This post has been republished via RSS; it originally appeared at: ITOps Talk Blog articles.
A question I often get asked is what’s the difference between Azure policy and Azure initiatives. Why would I use one over the other? In typical IT fashion I answer with “it depends”. This blog will answer those questions by review both azure services and the use cases for each. Before we start answering the questions let’s briefly review what each service does.
What is an Azure Policy?
Azure Policy is a service in Azure which allows you create polices which enforce and control the properties of a resource. When these policies are used they enforce different rules and effects over your resources, so those resources stay compliant with your IT governance standards.
To summarize, Azure policy is basically 3 components; policy definition , assignment and parameters.
- Policy definition is the conditions which you want controlled. There are built in definitions such as controlling what type of resources can be deployed to enforcing the use of tags on all resources.

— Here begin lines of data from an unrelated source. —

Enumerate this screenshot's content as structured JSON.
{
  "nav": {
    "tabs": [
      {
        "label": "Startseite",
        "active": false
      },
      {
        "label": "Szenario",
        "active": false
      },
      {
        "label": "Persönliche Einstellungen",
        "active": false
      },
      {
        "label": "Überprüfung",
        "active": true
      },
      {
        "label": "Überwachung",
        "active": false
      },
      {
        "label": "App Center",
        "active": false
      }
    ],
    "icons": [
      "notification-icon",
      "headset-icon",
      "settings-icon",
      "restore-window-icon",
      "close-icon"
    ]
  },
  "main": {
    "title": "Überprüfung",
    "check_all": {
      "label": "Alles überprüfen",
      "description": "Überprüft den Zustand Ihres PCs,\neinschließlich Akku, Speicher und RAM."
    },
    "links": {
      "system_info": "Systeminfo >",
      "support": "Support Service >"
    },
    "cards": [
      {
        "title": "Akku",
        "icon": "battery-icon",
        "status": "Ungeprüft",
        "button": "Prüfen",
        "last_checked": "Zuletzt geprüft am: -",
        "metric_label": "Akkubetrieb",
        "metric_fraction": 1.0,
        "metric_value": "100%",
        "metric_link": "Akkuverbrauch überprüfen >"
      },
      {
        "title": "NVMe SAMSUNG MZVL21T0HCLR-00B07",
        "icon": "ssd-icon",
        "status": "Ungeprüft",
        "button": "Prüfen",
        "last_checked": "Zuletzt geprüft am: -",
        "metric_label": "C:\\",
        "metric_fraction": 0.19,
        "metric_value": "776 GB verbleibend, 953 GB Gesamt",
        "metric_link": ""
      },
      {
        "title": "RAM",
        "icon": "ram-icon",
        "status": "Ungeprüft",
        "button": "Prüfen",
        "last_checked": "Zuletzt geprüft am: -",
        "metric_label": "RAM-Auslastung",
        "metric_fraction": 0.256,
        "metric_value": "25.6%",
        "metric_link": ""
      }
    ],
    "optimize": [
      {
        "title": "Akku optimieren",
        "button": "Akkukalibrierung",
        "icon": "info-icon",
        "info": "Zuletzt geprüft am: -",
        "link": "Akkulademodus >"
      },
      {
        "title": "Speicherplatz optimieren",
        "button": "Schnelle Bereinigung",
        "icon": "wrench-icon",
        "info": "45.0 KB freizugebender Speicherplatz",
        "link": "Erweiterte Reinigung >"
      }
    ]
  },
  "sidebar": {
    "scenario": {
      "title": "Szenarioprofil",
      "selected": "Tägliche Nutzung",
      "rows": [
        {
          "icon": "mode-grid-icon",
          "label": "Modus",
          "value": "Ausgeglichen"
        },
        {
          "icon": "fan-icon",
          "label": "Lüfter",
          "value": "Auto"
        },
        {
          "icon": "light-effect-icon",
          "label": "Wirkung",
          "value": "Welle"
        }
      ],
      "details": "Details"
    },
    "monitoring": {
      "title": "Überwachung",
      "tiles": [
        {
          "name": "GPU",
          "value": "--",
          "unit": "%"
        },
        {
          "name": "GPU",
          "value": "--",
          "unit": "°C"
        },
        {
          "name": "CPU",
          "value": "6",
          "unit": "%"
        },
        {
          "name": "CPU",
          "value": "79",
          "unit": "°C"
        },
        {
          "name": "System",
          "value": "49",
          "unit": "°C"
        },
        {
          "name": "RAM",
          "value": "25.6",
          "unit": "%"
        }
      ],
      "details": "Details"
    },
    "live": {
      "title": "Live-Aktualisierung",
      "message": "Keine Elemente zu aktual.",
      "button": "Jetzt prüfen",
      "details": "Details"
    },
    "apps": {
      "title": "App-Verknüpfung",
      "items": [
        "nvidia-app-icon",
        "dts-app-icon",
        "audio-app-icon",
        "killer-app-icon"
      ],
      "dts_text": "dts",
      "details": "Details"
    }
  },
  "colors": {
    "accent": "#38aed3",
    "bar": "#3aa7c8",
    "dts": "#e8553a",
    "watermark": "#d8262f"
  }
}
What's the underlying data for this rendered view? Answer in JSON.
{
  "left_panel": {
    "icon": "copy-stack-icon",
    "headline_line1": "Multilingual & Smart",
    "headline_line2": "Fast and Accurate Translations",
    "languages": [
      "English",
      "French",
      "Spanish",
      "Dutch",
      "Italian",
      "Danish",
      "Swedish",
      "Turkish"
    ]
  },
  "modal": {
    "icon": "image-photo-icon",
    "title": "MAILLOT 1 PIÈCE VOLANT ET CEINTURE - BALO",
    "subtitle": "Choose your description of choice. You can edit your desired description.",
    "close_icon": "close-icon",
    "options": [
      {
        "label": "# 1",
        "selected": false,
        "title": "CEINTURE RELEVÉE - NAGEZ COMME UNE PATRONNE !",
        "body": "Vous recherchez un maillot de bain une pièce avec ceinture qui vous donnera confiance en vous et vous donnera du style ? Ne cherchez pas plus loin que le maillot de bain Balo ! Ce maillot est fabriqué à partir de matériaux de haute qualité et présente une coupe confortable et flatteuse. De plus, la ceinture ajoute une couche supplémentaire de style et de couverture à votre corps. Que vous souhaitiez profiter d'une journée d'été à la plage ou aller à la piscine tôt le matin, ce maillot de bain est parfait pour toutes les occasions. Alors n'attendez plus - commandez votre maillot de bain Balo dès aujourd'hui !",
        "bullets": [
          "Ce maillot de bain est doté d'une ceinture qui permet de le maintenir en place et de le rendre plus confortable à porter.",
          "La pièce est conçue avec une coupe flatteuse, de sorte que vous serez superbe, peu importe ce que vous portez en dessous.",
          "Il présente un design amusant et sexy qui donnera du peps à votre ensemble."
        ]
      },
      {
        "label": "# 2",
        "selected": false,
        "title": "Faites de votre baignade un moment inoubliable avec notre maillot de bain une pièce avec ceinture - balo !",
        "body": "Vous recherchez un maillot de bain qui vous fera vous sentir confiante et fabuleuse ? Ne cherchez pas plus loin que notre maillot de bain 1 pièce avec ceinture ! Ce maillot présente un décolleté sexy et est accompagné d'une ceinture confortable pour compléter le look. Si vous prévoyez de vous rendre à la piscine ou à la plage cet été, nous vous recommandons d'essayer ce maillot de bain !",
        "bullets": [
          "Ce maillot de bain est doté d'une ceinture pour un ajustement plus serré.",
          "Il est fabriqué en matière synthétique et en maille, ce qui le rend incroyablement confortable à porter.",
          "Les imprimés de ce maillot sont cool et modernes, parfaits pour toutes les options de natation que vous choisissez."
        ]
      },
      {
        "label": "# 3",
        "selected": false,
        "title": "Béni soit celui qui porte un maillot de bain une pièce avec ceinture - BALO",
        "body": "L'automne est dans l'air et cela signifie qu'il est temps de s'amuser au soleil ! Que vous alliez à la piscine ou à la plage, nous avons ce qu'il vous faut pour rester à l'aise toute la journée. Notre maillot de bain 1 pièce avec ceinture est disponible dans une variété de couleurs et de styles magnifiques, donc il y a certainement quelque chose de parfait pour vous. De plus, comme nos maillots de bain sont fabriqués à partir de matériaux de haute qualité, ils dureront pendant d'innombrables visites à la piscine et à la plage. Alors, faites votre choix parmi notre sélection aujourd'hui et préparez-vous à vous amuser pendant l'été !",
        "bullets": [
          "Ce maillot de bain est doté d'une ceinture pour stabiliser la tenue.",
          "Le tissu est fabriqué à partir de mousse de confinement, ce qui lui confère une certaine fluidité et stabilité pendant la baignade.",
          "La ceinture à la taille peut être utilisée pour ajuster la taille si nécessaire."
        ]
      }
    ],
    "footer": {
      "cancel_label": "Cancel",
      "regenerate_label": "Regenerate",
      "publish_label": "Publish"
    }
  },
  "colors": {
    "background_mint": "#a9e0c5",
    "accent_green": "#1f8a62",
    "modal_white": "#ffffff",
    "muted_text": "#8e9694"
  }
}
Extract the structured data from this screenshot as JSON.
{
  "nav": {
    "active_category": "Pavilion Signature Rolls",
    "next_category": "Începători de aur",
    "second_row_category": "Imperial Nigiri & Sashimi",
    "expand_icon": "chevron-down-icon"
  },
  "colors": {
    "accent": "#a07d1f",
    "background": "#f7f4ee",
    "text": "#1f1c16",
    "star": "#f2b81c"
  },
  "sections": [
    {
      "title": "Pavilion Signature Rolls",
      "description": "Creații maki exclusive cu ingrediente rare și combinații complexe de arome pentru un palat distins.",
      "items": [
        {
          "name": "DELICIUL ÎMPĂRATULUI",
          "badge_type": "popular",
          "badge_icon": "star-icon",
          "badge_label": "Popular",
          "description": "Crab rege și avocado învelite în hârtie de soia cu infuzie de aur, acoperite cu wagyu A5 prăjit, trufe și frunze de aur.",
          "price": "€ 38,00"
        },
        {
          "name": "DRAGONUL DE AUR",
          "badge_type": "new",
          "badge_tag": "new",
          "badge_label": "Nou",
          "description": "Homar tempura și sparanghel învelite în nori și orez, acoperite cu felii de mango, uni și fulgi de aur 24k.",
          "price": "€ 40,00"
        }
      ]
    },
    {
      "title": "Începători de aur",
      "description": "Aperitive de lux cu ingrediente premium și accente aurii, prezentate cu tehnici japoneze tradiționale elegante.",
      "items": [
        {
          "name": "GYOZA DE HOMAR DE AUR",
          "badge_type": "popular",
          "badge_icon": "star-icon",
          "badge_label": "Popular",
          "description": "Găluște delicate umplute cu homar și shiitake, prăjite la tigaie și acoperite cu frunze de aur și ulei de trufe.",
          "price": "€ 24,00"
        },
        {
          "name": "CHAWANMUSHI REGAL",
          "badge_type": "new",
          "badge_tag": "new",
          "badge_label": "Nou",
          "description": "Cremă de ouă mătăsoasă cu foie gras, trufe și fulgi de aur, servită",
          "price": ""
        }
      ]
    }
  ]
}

- Policy assignment is the scope of what the policy definition can take effect around. Scope of assignment can be assigned to a individual, resource, resource group or management group. Policy assignments are inherited by all child resources.
- Policy parameters are used by reducing the number of policy definitions you must create. Parameters would be used to define which type of VM SKUs to deploy or defining a specific location.
What is an Azure Initiative?
An Azure initiative is a collection of Azure policy definitions that are grouped together towards a specific goal or purpose in mind. Azure initiatives simplify management of your policies by grouping a set of policies together as one single item. For example, you could use the PCI-DSS built-in initiative which has all the policy definitions that are centered around meeting PCI-DSS compliance.
Similar to Azure Policy, initiatives have definitions ( a bunch of policies ) , assignments and parameters. Once you determine the definitions that you want, you would assign the initiative to a scope so that it can be applied.
Which one should I use?
It depends…in certain scenarios, depending on your organizations requirement it maybe more appropriate to use a single policy. However, in most cases it would be best and probably easier to manage in the future, to start off using Azure initiatives. In fact, it’s recommend by the Product group to use initiatives even for a single policy because once an initiative is assigned/created then any additional policy definitions added to the initiative become part of the assignment which would simply managing policies. For instance. instead of managing 20 separate policies for PCI-DSS compliance, you would only be managing the initiative because all those individuals polices are being evaluated and at the same time. Keep in mind if you have a need to ONLY have 1 policy enforced and evaluated and don’t see it expanding it’s best to use a single policy.